singing " Destaaptate-Romane ! " (" Awake, Rou- 
mania ! "), the national song of the Roumanians in 
Transylvania, which was forbidden to be sung there 
under severe penalties ! When staying in Kronstadt 
I often used to begin to sing this song unthinkingly, 
and what a chorus of " hushes " used to stifle my 
efforts ! 

I began to write this book whilst the war was 
still raging and my friends in Roumania were under- 
going terrific trials. I have no intention of dealing 
here with the sad times which now belong to the 
past. I prefer to think of the hopeful future of the 
country in which so much of my life was spent. 

It is reassuring to know that in the new maps of 
Europe, rendered necessary by the decisions of the 
Treaty of Versailles, the boundaries of Roumania 
enclose as far as appears to be possible the whole 
of the Roumanian people, with as few alien elements 
as possible included. 

There remain without the boundaries, in the 
Tinok Valley, the Western Banat, and in Mace- 
donia, some five millions of the Roumanian people 
who will be included in Jugo-Slavia; and, east of 
the Dneister, another five hundred thousand will 
be included in Russia. 

Many alien elements will remain in Roumania. 


The Jews, who, hke the poor, are always with us, 
will continue to be represented by a million of their 
race.

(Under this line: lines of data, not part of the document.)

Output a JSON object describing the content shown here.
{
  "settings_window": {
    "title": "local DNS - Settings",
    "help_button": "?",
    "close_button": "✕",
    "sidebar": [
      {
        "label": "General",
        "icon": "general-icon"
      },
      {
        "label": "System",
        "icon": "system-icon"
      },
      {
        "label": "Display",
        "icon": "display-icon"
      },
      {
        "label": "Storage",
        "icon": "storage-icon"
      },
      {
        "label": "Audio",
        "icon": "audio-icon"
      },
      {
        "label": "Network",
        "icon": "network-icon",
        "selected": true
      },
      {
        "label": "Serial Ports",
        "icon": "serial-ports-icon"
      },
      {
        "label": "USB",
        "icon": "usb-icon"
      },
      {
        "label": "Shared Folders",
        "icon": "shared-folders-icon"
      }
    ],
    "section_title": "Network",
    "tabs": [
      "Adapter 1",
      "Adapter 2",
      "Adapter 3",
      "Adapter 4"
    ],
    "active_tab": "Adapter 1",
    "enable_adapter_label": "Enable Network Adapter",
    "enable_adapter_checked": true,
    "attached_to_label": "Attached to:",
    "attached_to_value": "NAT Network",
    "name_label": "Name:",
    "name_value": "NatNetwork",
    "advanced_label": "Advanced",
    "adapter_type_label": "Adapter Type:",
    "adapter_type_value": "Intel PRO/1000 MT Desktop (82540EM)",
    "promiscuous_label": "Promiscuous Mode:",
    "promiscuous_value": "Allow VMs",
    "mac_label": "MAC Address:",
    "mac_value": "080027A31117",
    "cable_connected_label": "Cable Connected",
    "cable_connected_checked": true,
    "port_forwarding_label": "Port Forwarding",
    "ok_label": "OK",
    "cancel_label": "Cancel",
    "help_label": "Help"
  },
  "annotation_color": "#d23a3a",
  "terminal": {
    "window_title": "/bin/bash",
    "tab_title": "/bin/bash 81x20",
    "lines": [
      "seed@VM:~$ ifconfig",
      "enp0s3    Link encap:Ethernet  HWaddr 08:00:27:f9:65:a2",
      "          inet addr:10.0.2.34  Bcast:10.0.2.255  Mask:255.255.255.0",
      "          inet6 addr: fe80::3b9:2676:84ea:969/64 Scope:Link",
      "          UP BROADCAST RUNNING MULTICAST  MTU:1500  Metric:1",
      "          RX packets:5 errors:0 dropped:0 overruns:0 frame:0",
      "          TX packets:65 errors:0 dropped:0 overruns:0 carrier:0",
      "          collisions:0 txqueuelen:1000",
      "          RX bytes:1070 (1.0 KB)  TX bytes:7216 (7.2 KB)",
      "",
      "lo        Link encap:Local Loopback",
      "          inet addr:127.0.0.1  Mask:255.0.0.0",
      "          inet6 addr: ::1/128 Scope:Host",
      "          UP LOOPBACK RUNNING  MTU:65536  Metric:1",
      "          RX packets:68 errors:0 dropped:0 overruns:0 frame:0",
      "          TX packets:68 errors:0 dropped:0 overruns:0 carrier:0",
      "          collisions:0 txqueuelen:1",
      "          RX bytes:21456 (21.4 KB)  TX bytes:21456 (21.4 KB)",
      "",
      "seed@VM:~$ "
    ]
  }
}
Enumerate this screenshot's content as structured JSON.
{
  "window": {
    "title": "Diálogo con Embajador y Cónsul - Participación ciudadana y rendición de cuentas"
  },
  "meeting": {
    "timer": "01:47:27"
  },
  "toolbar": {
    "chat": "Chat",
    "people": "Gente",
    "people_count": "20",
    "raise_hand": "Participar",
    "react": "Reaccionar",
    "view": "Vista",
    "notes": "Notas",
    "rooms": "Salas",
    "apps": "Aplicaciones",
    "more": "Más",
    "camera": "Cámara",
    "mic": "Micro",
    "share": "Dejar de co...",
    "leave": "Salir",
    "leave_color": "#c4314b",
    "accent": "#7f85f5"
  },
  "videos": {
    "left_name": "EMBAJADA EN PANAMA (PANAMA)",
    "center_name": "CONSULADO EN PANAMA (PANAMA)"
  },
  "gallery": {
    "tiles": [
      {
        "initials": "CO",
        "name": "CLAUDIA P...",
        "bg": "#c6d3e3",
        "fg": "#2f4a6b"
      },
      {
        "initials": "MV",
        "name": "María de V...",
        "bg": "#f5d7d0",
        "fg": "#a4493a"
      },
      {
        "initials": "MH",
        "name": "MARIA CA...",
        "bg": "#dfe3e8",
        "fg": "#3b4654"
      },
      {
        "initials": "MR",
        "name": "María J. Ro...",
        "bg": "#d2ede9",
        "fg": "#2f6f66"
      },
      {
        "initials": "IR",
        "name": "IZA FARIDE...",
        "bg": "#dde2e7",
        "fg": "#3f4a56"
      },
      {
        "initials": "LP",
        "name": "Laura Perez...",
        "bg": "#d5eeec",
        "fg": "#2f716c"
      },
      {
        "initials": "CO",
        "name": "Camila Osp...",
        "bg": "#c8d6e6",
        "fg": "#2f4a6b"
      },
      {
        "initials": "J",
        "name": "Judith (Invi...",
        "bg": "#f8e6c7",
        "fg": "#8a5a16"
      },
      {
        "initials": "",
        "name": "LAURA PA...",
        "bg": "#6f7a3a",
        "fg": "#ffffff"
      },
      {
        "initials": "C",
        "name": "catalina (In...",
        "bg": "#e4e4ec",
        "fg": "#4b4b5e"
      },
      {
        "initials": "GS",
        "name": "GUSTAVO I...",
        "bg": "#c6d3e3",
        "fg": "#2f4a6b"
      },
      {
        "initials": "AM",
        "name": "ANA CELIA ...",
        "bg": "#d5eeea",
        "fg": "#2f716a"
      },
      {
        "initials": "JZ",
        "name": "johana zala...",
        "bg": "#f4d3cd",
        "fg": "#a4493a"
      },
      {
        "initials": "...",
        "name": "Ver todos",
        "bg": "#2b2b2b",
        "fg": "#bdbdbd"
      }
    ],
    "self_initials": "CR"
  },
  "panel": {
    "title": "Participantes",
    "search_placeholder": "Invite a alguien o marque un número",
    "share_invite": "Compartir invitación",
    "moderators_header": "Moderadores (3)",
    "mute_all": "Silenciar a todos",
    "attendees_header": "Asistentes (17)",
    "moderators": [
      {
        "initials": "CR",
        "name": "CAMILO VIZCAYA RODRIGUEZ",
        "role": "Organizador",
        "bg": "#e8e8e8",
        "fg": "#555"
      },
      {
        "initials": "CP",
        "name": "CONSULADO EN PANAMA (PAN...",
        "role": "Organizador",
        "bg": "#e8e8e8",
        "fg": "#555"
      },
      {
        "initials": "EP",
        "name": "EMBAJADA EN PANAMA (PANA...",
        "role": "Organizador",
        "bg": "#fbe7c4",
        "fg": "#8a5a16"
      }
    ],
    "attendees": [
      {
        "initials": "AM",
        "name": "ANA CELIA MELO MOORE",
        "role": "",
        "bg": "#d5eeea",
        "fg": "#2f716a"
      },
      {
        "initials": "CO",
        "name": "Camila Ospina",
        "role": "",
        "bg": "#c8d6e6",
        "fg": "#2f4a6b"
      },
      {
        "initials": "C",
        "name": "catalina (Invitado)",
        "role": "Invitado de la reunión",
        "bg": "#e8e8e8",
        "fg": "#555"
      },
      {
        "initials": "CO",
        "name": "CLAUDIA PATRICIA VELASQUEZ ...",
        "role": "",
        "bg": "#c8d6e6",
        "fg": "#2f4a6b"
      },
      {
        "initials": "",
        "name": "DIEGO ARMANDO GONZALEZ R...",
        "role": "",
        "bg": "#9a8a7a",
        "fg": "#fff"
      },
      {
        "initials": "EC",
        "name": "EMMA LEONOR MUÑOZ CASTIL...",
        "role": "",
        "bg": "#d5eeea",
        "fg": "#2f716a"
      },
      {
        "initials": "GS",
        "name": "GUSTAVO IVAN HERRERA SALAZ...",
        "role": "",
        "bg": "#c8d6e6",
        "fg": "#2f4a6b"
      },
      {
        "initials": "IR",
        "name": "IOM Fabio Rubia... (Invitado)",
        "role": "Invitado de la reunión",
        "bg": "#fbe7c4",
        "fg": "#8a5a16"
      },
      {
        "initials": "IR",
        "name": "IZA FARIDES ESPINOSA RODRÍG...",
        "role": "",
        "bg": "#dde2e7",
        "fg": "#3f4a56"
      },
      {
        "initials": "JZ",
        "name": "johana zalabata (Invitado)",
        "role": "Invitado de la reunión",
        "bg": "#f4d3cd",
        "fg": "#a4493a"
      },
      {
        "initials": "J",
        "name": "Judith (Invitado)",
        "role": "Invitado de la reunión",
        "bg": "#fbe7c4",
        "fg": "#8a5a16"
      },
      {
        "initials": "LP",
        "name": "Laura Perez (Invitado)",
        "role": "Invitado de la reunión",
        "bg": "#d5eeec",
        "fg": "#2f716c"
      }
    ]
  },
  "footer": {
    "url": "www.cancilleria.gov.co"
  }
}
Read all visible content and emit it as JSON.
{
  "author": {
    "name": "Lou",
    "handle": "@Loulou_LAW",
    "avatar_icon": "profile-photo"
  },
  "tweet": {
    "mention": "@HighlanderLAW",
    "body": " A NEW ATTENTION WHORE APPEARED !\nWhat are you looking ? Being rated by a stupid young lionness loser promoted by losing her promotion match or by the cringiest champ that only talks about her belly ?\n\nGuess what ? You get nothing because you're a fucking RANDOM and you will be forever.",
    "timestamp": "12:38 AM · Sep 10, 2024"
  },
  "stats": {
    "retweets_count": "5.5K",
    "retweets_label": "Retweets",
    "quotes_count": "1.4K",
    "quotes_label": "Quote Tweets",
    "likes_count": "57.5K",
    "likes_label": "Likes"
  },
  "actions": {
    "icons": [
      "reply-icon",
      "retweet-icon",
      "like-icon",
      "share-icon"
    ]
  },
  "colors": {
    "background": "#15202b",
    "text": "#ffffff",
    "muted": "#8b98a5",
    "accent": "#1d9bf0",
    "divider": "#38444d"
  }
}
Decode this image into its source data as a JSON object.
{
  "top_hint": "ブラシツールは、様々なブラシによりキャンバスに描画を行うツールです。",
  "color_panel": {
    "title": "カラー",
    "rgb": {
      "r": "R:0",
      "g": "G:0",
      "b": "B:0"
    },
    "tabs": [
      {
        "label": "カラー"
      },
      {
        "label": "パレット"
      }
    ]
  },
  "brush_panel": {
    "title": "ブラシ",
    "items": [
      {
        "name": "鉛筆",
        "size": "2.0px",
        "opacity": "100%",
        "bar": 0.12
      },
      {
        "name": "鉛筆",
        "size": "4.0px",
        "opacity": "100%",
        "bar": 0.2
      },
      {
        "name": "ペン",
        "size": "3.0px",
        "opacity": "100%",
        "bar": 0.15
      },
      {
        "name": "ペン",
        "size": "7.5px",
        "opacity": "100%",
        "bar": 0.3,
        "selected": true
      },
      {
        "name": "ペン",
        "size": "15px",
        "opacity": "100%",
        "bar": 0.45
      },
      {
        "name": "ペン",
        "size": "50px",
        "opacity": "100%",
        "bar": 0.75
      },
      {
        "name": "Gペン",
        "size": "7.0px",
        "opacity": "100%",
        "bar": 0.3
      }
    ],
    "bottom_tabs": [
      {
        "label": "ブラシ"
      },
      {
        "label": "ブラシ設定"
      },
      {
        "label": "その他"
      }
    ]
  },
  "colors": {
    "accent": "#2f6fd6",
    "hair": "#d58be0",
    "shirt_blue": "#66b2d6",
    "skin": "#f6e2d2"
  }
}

A great colony of Hungarians still occupies 
a territory in East Transylvania ; whilst a German 
population which settled in Transylvania, Banat, 
Bukovina, and Bessarabia at various periods from 
the thirteenth to the nineteenth centuries numbers 
about eight hundred thousand. 

There will still be found some Bulgarians, Turks, 
and Tartars in the south of Bessarabia and the 
Dobrudja; Serbs, Poles, and Ukranians where 
Roumania adjoins Jugo-Slavia, Czecho-Slovakia, 
Poland, and the Ukraine ; and a considerable number 
of Russian refugees belonging to a strange religious 
sect called " Shoptchi," who fled from their own 
country to avoid persecution. 

Of Roumania's present seventeen million popula- 
tion it may be said that some fourteen millions are 
pure Roumanians. Outside the country's boundaries 
Roumanians number over one million. 

When we compare these figures with those which 
referred to pre-war Roumania we will find that the 
country has cause to rejoice. 

In 1916 Roumania had only eight million inhabi- 
tants, seven and a half millions of whom were 
nationals, constituting only half the race. The 
remaining half were citizens of alien countries. 

If the ideals of the enlightened Foreign Minister, 
M. Take Jonescu (who has always been such a sincere 
friend of Britain), are realised, a most important 
step will have been taken in the direction of safe- 
guarding the peace of Europe. One may hope, 
indeed, that the clouds which lowered so persistently 
over the Balkans will disappear for ever. 


Czecho-Slovakia and Jugo-Slavia, M. Joncscu has 
pointed out, have already entered into a defensive 
alHance ; and he hopes that not only Roumania, but 
Greece and Poland also, may join it, and that the 
three defeated countries, Bulgaria, Austria, and 
Hungary, may ultimately become members. 

The maintenance of the different treaties entered 
into since the war will of course be the great purpose 
of what M. Jonescu has described as " The Little 
Entente " ; but underlying this endeavour will be a 
sincere desire to establish such personal relations 
as will facilitate the settlement of various differ- 
ences which are bound to arise from time to time. 





Parkinson, Maude Pee 

Tv;enty years in